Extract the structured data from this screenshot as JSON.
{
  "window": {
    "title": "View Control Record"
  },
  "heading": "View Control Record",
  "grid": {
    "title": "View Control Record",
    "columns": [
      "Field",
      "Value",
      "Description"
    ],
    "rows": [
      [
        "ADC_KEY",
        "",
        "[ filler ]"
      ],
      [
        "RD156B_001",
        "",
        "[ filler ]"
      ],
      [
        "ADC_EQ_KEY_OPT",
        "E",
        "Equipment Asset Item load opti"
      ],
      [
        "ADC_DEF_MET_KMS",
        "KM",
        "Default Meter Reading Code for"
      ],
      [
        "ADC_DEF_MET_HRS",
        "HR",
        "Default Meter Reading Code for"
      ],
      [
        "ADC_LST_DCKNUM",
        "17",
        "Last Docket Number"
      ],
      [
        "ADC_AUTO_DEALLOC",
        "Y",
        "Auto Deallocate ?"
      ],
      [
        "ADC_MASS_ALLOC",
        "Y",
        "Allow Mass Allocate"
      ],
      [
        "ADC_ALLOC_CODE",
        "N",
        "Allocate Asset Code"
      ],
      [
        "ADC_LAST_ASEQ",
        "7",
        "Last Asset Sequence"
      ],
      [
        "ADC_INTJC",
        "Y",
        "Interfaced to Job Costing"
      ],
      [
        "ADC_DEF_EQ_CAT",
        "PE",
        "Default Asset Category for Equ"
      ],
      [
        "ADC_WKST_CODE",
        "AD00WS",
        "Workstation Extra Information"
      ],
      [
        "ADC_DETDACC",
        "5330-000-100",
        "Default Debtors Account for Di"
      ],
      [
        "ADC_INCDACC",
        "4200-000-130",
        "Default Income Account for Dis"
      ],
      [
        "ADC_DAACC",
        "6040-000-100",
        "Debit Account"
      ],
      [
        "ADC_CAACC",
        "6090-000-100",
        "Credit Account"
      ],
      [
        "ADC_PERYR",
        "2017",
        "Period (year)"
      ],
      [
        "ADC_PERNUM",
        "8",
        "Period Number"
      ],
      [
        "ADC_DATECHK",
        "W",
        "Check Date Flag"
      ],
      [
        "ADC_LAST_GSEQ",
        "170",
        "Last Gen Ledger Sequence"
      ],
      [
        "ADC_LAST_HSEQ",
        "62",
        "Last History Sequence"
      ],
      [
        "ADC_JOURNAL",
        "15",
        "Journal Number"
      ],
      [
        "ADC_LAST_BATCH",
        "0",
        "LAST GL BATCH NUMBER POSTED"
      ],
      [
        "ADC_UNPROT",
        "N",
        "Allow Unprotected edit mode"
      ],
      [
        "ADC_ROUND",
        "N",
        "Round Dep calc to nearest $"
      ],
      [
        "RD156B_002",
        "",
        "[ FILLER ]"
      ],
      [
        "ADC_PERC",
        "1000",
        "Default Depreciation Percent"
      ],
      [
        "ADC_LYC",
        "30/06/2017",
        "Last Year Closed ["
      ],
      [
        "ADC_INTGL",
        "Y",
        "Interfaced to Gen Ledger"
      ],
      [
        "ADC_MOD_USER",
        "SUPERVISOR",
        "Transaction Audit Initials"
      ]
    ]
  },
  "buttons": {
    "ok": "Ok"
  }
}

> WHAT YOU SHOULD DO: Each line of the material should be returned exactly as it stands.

> ANSWER BOX:
Extract the structured data from this screenshot as JSON.
{
  "window": {
    "title": "View Control Record"
  },
  "heading": "View Control Record",
  "grid": {
    "title": "View Control Record",
    "columns": [
      "Field",
      "Value",
      "Description"
    ],
    "rows": [
      [
        "ADC_KEY",
        "",
        "[ filler ]"
      ],
      [
        "RD156B_001",
        "",
        "[ filler ]"
      ],
      [
        "ADC_EQ_KEY_OPT",
        "E",
        "Equipment Asset Item load opti"
      ],
      [
        "ADC_DEF_MET_KMS",
        "KM",
        "Default Meter Reading Code for"
      ],
      [
        "ADC_DEF_MET_HRS",
        "HR",
        "Default Meter Reading Code for"
      ],
      [
        "ADC_LST_DCKNUM",
        "17",
        "Last Docket Number"
      ],
      [
        "ADC_AUTO_DEALLOC",
        "Y",
        "Auto Deallocate ?"
      ],
      [
        "ADC_MASS_ALLOC",
        "Y",
        "Allow Mass Allocate"
      ],
      [
        "ADC_ALLOC_CODE",
        "N",
        "Allocate Asset Code"
      ],
      [
        "ADC_LAST_ASEQ",
        "7",
        "Last Asset Sequence"
      ],
      [
        "ADC_INTJC",
        "Y",
        "Interfaced to Job Costing"
      ],
      [
        "ADC_DEF_EQ_CAT",
        "PE",
        "Default Asset Category for Equ"
      ],
      [
        "ADC_WKST_CODE",
        "AD00WS",
        "Workstation Extra Information"
      ],
      [
        "ADC_DETDACC",
        "5330-000-100",
        "Default Debtors Account for Di"
      ],
      [
        "ADC_INCDACC",
        "4200-000-130",
        "Default Income Account for Dis"
      ],
      [
        "ADC_DAACC",
        "6040-000-100",
        "Debit Account"
      ],
      [
        "ADC_CAACC",
        "6090-000-100",
        "Credit Account"
      ],
      [
        "ADC_PERYR",
        "2017",
        "Period (year)"
      ],
      [
        "ADC_PERNUM",
        "8",
        "Period Number"
      ],
      [
        "ADC_DATECHK",
        "W",
        "Check Date Flag"
      ],
      [
        "ADC_LAST_GSEQ",
        "170",
        "Last Gen Ledger Sequence"
      ],
      [
        "ADC_LAST_HSEQ",
        "62",
        "Last History Sequence"
      ],
      [
        "ADC_JOURNAL",
        "15",
        "Journal Number"
      ],
      [
        "ADC_LAST_BATCH",
        "0",
        "LAST GL BATCH NUMBER POSTED"
      ],
      [
        "ADC_UNPROT",
        "N",
        "Allow Unprotected edit mode"
      ],
      [
        "ADC_ROUND",
        "N",
        "Round Dep calc to nearest $"
      ],
      [
        "RD156B_002",
        "",
        "[ FILLER ]"
      ],
      [
        "ADC_PERC",
        "1000",
        "Default Depreciation Percent"
      ],
      [
        "ADC_LYC",
        "30/06/2017",
        "Last Year Closed ["
      ],
      [
        "ADC_INTGL",
        "Y",
        "Interfaced to Gen Ledger"
      ],
      [
        "ADC_MOD_USER",
        "SUPERVISOR",
        "Transaction Audit Initials"
      ]
    ]
  },
  "buttons": {
    "ok": "Ok"
  }
}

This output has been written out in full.